City Self Defense
One highly recommended tip is to practice situational awareness: be aware of who and what is in the vicinity. The creator of the Soteria Method self-defense program, Avital Zeisler, explains that “the defensive push kick” is one of her top protective moves: Drive the ball of the foot into the attacker’s groin to push them back. Zeisler recommends the more usual kick in the groin with the head of the foot as an alternate option.
The second tip is to punch an attacker with hammer fists. The objective is to try to hit the attacker’s face, groin, or back of the head. It is important to use the fist’s meaty side to strike. Then, push the attacker away using a body slam. Next, use a fist in a downward motion to strike the attacker’s face. If they double over, hit them in the back of their neck.

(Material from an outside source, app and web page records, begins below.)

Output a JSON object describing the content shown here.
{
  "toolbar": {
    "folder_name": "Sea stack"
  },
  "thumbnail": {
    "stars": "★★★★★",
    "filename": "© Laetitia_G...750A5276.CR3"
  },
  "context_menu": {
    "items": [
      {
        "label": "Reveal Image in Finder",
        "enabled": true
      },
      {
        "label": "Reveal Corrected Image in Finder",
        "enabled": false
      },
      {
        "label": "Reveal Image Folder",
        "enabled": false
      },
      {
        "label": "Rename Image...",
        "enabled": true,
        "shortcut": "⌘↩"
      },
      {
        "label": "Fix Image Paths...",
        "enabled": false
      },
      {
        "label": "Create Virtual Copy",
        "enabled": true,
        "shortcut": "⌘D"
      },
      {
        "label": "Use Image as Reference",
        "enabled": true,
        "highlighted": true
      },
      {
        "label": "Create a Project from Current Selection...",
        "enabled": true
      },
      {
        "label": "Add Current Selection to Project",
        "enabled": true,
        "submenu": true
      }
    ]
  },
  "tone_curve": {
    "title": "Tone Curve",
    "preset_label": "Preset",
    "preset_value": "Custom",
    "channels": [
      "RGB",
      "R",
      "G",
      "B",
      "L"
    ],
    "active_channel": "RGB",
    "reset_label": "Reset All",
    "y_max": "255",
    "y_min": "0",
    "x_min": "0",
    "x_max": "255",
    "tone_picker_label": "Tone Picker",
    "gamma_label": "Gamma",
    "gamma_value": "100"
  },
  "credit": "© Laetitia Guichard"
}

When an attacker is too close, Tony Scheina suggests using as much power as possible to bash their Adam’s apple or jugular. A strike can cause suffocation, whereas a light blow temporarily disrupts breathing.
The fourth recommendation is to lower one’s center of gravity, to become “heavy,” making it more of a challenge to be dragged elsewhere. After that, bend at the knees similar to a squat. Then slightly lean into the attacker to offset their balance.
Lastly, create distance from the attacker and seek safety.
Written by China Page, Brielle R. Buford, Ke’Lena Thomas
Edited by Sheena Robertson
U.S. News: 8 Tips for Budgeting in College
Best Colleges: The Student’s Guide to Budgeting in College
Think Impact: Average College Student Spending
The Hill: Chicago records 36 percent jump in crime as some violent crimes drop
Chicago Tribune: 5 top tips from self-defense experts
Featured and Top Image Courtesy of Jovan J’s Flickr Page – Creative Common
Inset Image Courtesy of COD Newsroom’s Flickr Page – Creative Common